The Court of Justice of the European Union today ordered the Council of European Union to annul the sanctions imposed on the Sri Lankan group but said their assets should remain frozen "temporarily".
The court annulled specific restrictive measures directed against certain persons and entities by the EU with its view of combating terrorism. The EU had declared the Liberation Tigers of Tamil Eelam (LTTE) a terrorist outfit in 2006, following the earlier proscriptions of the USA and Canada.
EU had declared LTTE a terrorist outfit in 2006
The ban criminalised any activity that could be connected to the LTTE. The defendants in the case were the Council and Commission of the European Union, together with the two member states, the Netherlands and the UK.
Sri Lanka said it is noteworthy that the Court has stressed the annulments to be "on fundamentally procedural grounds" and "do not imply any substantive assessment of the question of the classification of the LTTE as a terrorist group."
"Conscious of the fact that the listing of the LTTE is a matter internal to the EU, Sri Lanka is confident that the European Commission and the EU Member States will take the best possible decision on the future course of action to be taken in this regard, in accordance with their own legal architecture in preserving sovereignty," the statement said.

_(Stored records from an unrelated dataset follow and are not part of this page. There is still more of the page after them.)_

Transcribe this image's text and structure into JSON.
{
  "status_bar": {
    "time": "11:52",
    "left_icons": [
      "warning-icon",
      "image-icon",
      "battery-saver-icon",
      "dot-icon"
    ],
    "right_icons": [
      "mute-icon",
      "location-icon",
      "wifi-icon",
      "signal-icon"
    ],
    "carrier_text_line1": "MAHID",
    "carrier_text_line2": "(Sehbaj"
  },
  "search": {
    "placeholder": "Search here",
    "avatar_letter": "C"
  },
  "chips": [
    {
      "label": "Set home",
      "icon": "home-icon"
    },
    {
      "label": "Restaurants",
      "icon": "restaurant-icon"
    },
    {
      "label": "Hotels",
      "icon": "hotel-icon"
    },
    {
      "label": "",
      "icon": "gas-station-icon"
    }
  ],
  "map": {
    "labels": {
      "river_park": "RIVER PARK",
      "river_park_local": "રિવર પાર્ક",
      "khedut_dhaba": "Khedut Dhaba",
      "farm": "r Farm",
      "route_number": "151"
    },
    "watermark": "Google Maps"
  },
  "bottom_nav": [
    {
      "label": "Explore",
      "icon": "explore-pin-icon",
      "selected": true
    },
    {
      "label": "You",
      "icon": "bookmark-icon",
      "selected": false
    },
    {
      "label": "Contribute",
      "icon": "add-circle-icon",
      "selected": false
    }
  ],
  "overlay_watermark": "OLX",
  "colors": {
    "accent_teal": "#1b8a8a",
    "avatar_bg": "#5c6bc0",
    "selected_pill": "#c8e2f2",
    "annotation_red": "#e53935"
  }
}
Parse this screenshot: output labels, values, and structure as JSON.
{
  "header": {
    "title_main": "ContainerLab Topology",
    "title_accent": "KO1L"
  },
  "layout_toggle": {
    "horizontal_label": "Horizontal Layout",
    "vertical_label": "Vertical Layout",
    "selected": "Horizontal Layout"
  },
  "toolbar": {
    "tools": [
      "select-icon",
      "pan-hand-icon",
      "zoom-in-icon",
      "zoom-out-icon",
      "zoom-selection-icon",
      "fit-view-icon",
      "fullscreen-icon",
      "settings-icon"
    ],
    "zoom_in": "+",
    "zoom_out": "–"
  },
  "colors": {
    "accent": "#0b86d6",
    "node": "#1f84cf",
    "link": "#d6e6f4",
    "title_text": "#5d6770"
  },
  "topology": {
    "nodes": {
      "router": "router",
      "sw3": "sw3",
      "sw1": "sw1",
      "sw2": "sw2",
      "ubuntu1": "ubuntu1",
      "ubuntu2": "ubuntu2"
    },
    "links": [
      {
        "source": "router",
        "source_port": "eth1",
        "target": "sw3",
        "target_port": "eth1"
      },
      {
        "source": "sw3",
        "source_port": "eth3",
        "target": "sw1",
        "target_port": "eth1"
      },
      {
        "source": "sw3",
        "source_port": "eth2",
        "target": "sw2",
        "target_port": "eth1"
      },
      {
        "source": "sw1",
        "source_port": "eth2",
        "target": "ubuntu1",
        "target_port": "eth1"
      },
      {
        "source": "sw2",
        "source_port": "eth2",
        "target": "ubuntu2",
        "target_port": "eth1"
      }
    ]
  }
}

Apart from the EU, the LTTE is proscribed as a terrorist organisation in the USA, India, Canada, the UK and Sri Lanka. The LTTE was engaged in an "armed conflict" with the Sri Lankan government forces for nearly-three decades, but were defeated in 2009 following the death of its chief Velupillai Prabhakaran.